Al Capone- inventor of milk expiration dates and all around nice fella
Although Al Capone is typically known as a gangster, to many people in his adopted city of Chicago, he was a modern-day Robin Hood.
Capone was the first person to open a soup kitchen to feed the poor during the Depression. At a time of 25 percent unemployment, Capone’s kitchens served three meals a day to ensure that everyone who had lost a job could get a meal. Soon, every city and town had a soup kitchen.
Capone did not only open them, but he would go to the soup kitchens and help serve the meals. These soup kitchens cost Capone thousands of dollars every day to keep running. It is said that Capone had a soft spot for people who were struggling.
It was reported that one of Capone’s family members in Chicago became ill from drinking expired milk. At that time, there were no controls on milk production or expiration.
This drew Capone’s interest to the milk business, and he saw several things: the milk distribution business had a shady character – and Capone was comfortable with shady businesses; he didn’t like to see people, especially children sickened by adulterated milk; he saw a potentially high profit in milk distribution; and with Prohibition soon to end, he had a fleet of trucks that could easily be used to transport milk.

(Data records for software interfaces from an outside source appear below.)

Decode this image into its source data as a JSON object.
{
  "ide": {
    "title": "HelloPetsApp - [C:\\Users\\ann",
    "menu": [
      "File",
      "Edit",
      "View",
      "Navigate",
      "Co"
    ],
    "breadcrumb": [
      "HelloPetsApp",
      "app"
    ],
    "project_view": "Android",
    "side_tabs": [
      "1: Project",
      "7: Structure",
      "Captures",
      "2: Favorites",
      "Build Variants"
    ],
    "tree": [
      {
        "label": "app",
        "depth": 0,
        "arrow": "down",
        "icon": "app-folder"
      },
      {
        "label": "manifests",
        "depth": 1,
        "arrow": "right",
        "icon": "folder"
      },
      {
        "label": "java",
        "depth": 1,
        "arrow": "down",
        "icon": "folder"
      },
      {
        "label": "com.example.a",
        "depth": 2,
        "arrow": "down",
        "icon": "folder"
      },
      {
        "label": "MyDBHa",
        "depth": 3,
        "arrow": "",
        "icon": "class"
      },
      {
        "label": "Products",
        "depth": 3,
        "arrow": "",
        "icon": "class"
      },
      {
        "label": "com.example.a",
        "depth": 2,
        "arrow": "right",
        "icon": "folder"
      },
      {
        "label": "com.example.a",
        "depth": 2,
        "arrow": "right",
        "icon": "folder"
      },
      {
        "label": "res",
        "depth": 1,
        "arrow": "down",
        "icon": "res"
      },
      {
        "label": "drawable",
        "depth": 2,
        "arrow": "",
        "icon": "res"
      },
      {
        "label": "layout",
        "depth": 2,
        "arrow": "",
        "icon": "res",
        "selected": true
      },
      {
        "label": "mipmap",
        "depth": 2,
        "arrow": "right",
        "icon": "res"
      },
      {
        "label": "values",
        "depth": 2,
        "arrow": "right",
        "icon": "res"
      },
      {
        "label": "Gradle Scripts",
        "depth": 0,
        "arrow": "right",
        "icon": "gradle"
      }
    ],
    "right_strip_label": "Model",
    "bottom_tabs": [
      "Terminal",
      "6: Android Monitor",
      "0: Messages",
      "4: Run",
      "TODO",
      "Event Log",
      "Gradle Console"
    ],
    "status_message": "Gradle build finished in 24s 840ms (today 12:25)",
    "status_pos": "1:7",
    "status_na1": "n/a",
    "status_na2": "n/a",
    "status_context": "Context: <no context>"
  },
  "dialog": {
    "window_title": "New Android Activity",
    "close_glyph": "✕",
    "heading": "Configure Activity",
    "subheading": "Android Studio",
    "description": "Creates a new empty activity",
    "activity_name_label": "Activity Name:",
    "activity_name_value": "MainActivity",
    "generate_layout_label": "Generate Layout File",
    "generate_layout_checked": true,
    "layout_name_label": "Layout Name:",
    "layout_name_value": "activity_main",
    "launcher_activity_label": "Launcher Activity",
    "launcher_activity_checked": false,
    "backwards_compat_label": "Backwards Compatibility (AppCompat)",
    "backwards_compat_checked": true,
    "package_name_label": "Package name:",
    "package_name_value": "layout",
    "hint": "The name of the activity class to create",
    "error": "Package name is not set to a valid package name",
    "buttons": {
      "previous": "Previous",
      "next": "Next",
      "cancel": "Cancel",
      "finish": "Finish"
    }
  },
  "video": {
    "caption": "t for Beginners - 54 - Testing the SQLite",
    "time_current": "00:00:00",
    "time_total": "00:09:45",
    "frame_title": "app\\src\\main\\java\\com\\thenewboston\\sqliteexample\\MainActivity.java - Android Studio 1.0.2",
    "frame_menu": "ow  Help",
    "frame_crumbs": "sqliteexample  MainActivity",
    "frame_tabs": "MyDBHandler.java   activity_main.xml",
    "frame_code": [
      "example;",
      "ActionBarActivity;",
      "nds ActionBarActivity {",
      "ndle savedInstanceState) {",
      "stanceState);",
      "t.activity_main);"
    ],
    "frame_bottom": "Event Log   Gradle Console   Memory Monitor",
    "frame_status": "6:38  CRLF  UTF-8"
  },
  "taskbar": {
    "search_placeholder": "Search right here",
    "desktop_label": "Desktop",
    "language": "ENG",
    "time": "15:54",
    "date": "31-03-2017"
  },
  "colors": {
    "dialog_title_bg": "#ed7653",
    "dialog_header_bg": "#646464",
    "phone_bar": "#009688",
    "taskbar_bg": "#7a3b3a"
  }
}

Capone took two steps to move into the milk business. One was to acquire a milk processor, Meadowmoor Dairies. The other was to have the Chicago City Council pass a law requiring a visible date stamped on milk containers.
In 1930s Chicago, before refrigeration and supermarkets, milk was delivered by the milkman, a teamster’s union member. The union controlled the distribution of milk, whose freshness depended on how long the milk sat around until the driver delivered it.
The unions would only deliver local milk. Meadowmoor Dairies wanted to import cheeper milk from Wisconsin, and wanted it delivered by their own nonunion truckers.
With the negotiations at a standstill, Capone’s people reportedly kidnapped the union president and used the $50,000 ransom to purchase the dairy. The dairy was given as a present to Capone’s attorney, William Parrillo. Meadowmoor Dairies opened three months before Capone went to prison.
Al Capone’s prison cell, at the Eastern State Penitentiary in Philadelphia, Pennsylvania. Capone spent about nine months here on a weapons charge, starting in May of 1929. Eastern State Penitentiary closed in 1971.
On this day in 1933, Prohibition officially ended in the United States upon the ratification of the 21st Amendment to the Constitution. Utah was the final state to ratify the amendment, and this gave the measure the required 75% of state approval. The 21st Amendment repealed the 18th Amendment of 1920 which had imposed Prohibition, which banned alcohol in the United States. The amendment was the result of a lobbying campaign by conservative Protestants of both parties who argued that alcohol was debilitating to both health and morality. The prohibition movement stemmed from long-running temperance campaigns against alcohol in the nineteenth-century. The alcohol ban raised considerable protest, and led many to brew their own bootleg alcoholic drinks which in turn gave rise to an increase in organised crime and the power of gangsters like Chicago’s infamous Al Capone. As well as widespread opposition, the Great Depression contributed to the end of Prohibition as the ban withheld sorely needed tax revenue from the government during that economic crisis. The momentous passage of the 21st Amendment marked the only time in American history when one amendment has overturned another.
The Night at the Museum fandom is so ridiculous. Like, in what other fandom can you ship fucking Al Capone and Napoleon Bonaparte, or a four thousand year old mummy and a night guard?….I love it though….
Fats Waller was kidnapped in Chicago leaving a performance in 1926. Four men bundled him into a car and took him to the Hawthorne Inn, owned by Al Capone. Waller was ordered inside the building, and found a party in full swing. Gun to his back, he was pushed towards a piano, and told to play. A terrified Waller realized he was the “surprise guest” at Capone’s birthday party, and took comfort that the gangsters did not intend to kill him. According to rumor, Waller played for three days. When he left the Hawthorne Inn, he was very drunk, extremely tired, and had earned thousands of dollars in cash from Capone and other party-goers as tips.